There is a lot of experience and know-how in traditional tech companies that can and should help build DeFi protocols, services and systems, thereby decentralizing funding. Not everyone will be open to the risk or uncertainty of the crypto space, but that sense of risk is diminishing as Web3 organizations continue to receive large investments that offer plenty of runway and breathing room to create stability and comfort.

Web3 is beginning to show its relevance, and it looks like we’re turning a curve toward more robust talent recruitment and retention.

Related: Web3: Onboarding the Next Billion Users – The Way Forward

A bear market offers room for top builders

Anyone who paid attention to TradFi and DeFi markets have seen volatility in prices and tokens over the past few weeks and months. Entire markets have ebbed and flowed for many reasons and could remain so for the next year or more. This scenario is probably one of the many reasons the US government is interested in evaluating (and regulating) the industry.

But true crypto builders don’t retreat into bear markets — they thrive. A crypto bear market can be more productive, especially for teams focused on bright ideas and creativity. Bull markets tend to be more consumer- or dealer-centric, and the noise can often drown out or slow down significant advances.

Good ideas within the developer community tend to surface during bear markets and deserve more airtime, visibility, reflection and development. The DeFi space is becoming more academic in both team building and recruitment, and this intelligence will be crucial as it focuses on new ideas and solutions to existing problems.

This article does not contain any investment advice or recommendation. Every investment and trading move involves risk and readers should do their own research when making a decision.

The views, thoughts, and opinions expressed herein are solely those of the author and do not necessarily reflect or represent the views and opinions of Cointelegraph.
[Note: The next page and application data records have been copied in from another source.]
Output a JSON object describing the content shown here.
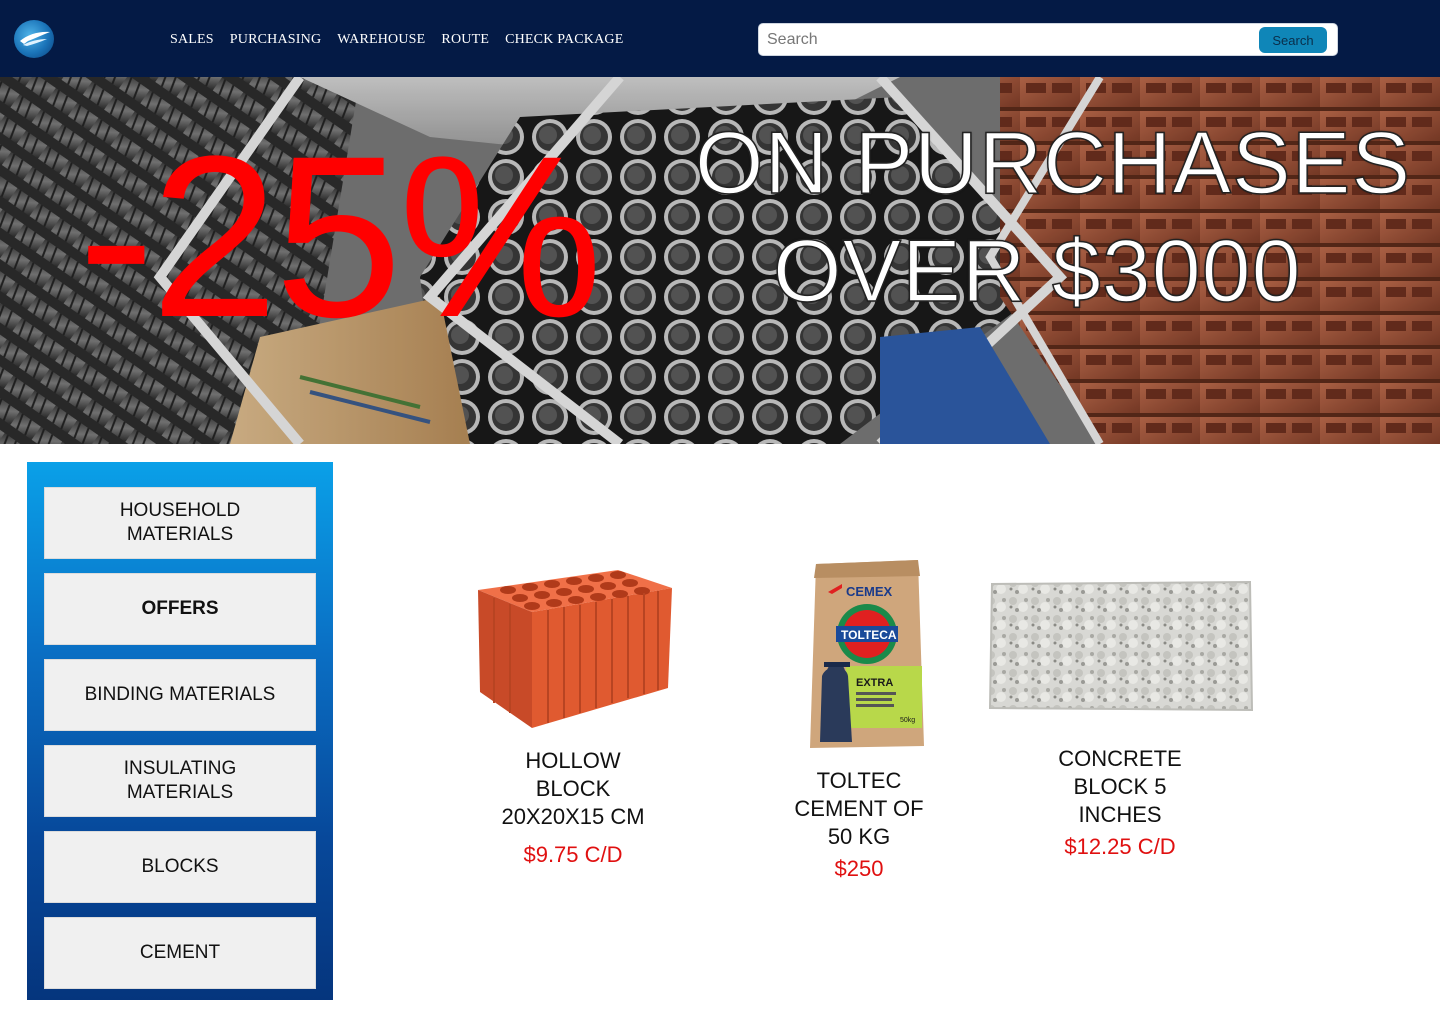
{
  "header": {
    "logo_icon": "bird-wing-icon",
    "nav": [
      {
        "label": "SALES"
      },
      {
        "label": "PURCHASING"
      },
      {
        "label": "WAREHOUSE"
      },
      {
        "label": "ROUTE"
      },
      {
        "label": "CHECK PACKAGE"
      }
    ],
    "search": {
      "placeholder": "Search",
      "value": "",
      "button_label": "Search"
    }
  },
  "banner": {
    "discount": "-25%",
    "line1": "ON PURCHASES",
    "line2": "OVER $3000",
    "discount_color": "#ff0000"
  },
  "sidebar": {
    "categories": [
      {
        "label": "HOUSEHOLD MATERIALS",
        "active": false
      },
      {
        "label": "OFFERS",
        "active": true
      },
      {
        "label": "BINDING MATERIALS",
        "active": false
      },
      {
        "label": "INSULATING MATERIALS",
        "active": false
      },
      {
        "label": "BLOCKS",
        "active": false
      },
      {
        "label": "CEMENT",
        "active": false
      }
    ]
  },
  "products": [
    {
      "name": "HOLLOW BLOCK 20X20X15 CM",
      "price": "$9.75 C/D",
      "image": "hollow-clay-block"
    },
    {
      "name": "TOLTEC CEMENT OF 50 KG",
      "price": "$250",
      "image": "cement-bag",
      "bag_text": {
        "brand": "CEMEX",
        "product": "TOLTECA",
        "variant": "EXTRA",
        "weight": "50kg"
      }
    },
    {
      "name": "CONCRETE BLOCK 5 INCHES",
      "price": "$12.25 C/D",
      "image": "concrete-block"
    }
  ],
  "colors": {
    "header_bg": "#041a45",
    "price": "#e01010",
    "search_button": "#0f86b8"
  }
}
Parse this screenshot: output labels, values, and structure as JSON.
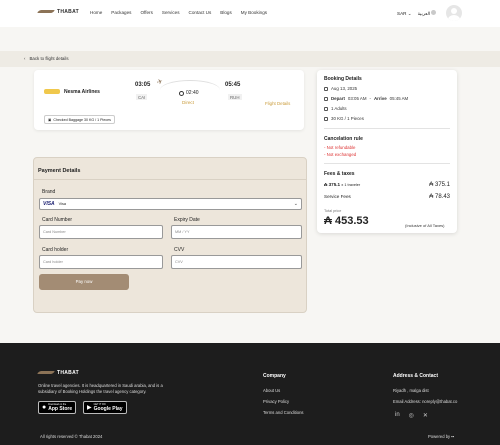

Hart Lambour is co-founder of UMA and Across. UMA is a decentralized financial contracts platform where Hart leads a team of researchers on financial contracts and oracle design. He is also co-founder and CEO of Risk Labs, the company behind the UMA protocol. Previously, Hart was CEO of Openfolio, a personal finance tracking platform he co-founded in 2013. He also worked for Goldman Sachs providing liquidity in US Treasuries to a variety of clients including central banks, managers and hedge funds.